The Michigan in Washington program takes undergraduates to live and learn in Washington, D.C. During their time with MIW, students take a full course load of classes with peers from across the country and gain professional experience through internships. MIW is open to all undergraduate majors.

Jeremy Brown is an undergraduate student with a double major in Economics and Political Science. He spent the summer interning in the office of Presidential Personnel, essentially the office in charge of researching, vetting, and retaining all candidates for nomination of bureaucratic offices. U-M Economics spoke with Jeremy about his experiences.

How have your experiences compared to your expectations?

My experience interning in the Office of Presidential Personnel at the White House far outweighed any expectations I had prior to my four-month internship. I had the pleasure to work with the most passionate, and intelligent public servants who not only taught me what it meant to serve our President, but what it means to serve in an administration that truly wants to do good.

How did your coursework in economics prepare you for this internship?

My coursework in economics was most applicable to my internship during the application process. During the course of a phone interview, I was asked what public policy issues I was most passionate about. Since I was enrolled in ECON 320, Labor Economics, with Professor Stanley Sedo, the extensive class conversations regarding the federal minimum wage prepared me speak to my interest in Federal Labor law reform, an issue that I hope to continue working on after graduation.

What interests you about economics?

My interest in Economics has primarily focused on public policy applications of economic thought. The classes that I have found most rewarding were ECON 441 (International Trade) and ECON 320 (Labor), because the majority of class discussion surrounded real-world applications of theory on topics that are constantly up for debate.  I ultimately want to use the knowledge I have gained in my Economics education to create more fiscally sound economic policy.

Why do you think this internship is important?

My internship has been critically important to my personal and professional growth. I gained a nuanced understanding of what my skills truly are, for example I learned tremendous organizational skills while operating in an incredibly fast paced office and taking a full course load as part of the Michigan in Washington program. This greater understanding for my strengths and weaknesses has allowed me to narrow my focus on the types of jobs and positions I am interested in after my time at Michigan is complete. Personally, I made some incredible friendships, among both fellow interns and full time White House staffers, all of whom held a similar passion for public service.


A special thank you to the Shuyi Li Scholarship for Community Service in Economics for helping facilitate this opportunity, and to Jeremy for sharing his experiences with us.

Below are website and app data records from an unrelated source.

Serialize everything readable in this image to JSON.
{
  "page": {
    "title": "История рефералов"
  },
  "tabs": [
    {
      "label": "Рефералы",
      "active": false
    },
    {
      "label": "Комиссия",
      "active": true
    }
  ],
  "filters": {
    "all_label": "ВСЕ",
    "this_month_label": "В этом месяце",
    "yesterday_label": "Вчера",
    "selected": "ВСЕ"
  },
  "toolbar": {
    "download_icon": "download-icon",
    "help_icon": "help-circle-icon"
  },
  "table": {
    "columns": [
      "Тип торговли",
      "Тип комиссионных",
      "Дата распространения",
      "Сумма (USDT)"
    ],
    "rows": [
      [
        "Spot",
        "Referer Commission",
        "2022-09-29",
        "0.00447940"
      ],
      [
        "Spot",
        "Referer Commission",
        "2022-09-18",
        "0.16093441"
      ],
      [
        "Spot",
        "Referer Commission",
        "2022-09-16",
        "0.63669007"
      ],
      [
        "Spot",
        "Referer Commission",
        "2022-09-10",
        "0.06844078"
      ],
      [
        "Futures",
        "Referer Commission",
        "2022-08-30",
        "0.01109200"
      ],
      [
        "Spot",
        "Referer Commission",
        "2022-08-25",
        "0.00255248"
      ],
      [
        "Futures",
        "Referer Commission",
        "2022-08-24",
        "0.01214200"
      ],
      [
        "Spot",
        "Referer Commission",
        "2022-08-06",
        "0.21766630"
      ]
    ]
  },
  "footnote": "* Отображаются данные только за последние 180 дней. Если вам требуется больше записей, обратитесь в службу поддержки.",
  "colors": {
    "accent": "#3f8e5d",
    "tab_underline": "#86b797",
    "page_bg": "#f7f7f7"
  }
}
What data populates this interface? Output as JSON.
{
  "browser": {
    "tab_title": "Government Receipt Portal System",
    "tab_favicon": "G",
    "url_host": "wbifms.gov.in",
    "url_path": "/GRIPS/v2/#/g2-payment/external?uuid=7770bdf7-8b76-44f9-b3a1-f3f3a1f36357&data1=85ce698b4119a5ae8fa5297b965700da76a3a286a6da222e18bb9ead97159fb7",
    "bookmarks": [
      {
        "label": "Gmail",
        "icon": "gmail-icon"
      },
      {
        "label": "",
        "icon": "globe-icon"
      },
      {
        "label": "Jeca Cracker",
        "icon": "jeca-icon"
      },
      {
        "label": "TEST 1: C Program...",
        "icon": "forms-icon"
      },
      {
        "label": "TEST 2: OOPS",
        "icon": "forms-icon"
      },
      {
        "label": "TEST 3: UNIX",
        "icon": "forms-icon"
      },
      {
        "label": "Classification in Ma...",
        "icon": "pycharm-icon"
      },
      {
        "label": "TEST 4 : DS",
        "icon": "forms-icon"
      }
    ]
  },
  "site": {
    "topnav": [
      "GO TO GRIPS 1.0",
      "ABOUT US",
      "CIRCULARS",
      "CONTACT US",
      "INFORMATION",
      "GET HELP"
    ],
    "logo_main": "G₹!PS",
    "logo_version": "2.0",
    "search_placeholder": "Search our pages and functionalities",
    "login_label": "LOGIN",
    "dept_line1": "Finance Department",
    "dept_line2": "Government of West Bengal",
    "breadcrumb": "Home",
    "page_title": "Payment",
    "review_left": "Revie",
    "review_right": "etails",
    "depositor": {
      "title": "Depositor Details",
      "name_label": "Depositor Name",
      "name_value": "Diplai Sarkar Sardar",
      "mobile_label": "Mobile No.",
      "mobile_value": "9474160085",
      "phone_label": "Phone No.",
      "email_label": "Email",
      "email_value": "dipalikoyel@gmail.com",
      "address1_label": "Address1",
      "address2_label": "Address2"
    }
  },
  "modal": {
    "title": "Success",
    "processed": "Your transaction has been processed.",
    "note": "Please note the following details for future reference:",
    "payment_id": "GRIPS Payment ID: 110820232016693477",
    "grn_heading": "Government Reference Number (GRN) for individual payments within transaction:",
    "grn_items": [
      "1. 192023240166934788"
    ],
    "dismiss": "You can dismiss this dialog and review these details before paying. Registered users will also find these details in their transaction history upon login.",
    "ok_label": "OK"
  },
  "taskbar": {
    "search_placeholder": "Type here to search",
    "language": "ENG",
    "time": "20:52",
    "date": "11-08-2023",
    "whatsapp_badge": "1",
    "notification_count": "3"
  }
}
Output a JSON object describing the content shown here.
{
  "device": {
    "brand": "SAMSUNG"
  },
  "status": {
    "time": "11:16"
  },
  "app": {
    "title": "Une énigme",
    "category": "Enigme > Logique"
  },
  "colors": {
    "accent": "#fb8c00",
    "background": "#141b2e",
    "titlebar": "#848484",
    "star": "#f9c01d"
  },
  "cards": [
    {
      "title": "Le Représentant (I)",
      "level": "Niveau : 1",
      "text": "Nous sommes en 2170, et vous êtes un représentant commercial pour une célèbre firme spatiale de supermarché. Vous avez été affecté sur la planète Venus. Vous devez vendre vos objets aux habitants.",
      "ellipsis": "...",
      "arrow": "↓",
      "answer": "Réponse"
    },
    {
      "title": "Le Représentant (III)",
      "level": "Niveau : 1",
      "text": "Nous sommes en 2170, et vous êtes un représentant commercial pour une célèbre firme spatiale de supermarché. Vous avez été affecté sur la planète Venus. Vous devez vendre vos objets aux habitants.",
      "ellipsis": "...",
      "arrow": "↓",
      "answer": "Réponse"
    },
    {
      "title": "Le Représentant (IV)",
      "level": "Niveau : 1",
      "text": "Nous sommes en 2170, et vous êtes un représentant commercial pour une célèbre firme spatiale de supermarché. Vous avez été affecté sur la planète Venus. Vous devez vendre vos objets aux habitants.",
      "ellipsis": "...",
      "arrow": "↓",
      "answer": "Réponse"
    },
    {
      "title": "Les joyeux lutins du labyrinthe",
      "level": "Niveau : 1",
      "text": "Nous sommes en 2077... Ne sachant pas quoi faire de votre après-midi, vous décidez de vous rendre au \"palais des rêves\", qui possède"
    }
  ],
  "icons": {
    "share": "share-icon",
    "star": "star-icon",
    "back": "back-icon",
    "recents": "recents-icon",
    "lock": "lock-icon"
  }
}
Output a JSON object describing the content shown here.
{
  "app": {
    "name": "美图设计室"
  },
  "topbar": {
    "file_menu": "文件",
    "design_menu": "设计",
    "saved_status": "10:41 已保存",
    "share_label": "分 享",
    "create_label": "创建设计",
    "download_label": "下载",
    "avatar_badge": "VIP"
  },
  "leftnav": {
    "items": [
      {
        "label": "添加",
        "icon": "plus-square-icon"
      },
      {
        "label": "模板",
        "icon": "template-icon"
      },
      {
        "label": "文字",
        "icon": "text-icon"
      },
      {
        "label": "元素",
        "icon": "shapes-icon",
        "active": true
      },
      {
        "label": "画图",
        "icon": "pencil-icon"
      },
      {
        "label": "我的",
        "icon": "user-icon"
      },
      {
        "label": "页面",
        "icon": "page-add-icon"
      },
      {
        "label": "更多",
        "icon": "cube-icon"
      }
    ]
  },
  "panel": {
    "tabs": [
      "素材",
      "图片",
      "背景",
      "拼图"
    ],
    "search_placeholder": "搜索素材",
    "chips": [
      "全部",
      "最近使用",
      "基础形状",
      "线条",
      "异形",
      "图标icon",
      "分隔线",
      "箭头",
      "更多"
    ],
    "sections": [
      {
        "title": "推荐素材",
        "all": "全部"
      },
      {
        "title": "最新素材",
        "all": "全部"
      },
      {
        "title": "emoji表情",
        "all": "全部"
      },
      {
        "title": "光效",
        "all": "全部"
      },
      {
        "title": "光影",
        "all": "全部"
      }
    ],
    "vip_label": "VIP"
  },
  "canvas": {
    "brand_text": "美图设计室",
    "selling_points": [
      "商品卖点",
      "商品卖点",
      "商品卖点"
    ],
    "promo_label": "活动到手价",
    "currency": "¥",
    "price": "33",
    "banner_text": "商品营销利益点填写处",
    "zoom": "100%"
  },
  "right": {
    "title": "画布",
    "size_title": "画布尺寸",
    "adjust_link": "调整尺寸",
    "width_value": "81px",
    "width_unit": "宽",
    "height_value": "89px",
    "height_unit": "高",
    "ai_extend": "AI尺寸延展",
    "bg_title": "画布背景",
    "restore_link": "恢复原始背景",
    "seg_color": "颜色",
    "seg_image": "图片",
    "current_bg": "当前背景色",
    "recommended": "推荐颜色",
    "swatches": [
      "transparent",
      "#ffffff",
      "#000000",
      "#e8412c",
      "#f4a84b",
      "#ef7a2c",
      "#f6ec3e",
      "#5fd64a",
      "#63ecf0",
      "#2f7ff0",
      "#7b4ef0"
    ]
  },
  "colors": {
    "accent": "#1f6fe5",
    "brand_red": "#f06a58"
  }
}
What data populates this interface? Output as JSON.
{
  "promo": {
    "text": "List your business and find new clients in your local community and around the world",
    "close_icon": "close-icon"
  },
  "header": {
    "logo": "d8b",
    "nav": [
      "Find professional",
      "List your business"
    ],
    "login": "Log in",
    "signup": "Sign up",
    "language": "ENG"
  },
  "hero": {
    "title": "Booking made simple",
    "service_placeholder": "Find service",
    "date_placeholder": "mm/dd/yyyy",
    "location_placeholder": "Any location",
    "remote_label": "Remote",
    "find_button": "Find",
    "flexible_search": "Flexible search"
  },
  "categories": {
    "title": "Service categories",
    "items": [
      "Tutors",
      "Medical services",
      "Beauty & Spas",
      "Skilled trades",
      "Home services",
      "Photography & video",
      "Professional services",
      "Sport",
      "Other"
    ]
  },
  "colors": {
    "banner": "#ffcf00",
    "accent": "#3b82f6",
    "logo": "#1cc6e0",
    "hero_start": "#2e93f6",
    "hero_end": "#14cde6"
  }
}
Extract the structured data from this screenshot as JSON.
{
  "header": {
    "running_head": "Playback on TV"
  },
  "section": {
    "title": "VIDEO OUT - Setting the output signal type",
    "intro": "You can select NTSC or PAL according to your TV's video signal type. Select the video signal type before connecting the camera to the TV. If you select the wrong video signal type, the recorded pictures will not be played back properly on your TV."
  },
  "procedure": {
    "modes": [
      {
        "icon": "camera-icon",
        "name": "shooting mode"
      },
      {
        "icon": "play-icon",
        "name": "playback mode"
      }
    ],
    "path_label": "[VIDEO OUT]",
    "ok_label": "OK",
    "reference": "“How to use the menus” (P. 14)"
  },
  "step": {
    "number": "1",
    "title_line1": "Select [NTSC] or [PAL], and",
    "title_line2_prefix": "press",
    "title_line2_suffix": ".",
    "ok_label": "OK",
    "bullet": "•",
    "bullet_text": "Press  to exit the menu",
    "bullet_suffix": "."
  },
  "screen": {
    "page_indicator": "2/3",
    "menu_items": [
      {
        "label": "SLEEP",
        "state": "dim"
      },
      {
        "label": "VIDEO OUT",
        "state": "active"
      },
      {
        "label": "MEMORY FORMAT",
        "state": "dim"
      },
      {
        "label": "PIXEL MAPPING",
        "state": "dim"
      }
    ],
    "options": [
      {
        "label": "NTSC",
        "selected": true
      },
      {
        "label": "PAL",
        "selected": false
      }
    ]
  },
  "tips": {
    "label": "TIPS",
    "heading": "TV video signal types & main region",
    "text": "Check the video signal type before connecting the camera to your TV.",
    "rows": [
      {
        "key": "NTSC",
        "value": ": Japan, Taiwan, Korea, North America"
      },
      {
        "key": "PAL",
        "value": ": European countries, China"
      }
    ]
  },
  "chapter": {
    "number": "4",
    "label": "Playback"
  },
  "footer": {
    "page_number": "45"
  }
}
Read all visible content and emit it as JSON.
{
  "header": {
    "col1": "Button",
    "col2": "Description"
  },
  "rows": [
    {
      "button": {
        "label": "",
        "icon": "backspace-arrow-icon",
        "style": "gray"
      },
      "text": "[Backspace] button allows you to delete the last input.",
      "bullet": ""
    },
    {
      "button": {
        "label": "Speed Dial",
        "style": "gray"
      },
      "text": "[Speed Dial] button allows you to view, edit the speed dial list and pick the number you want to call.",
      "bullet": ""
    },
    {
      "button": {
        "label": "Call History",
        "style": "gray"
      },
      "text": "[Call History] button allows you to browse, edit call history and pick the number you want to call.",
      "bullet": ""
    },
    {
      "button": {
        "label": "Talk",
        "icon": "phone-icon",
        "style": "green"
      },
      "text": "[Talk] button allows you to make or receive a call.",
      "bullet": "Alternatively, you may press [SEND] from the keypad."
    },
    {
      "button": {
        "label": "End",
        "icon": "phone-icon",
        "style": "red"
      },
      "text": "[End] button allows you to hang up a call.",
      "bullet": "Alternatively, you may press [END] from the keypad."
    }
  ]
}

Applications for the MIW program are reviewed semi-annually in October and March. The next deadline for applicants is Friday, February 17, 2017 at 5:00 pm. Please see the MIW program page for eligibility, costs, and other frequently asked questions.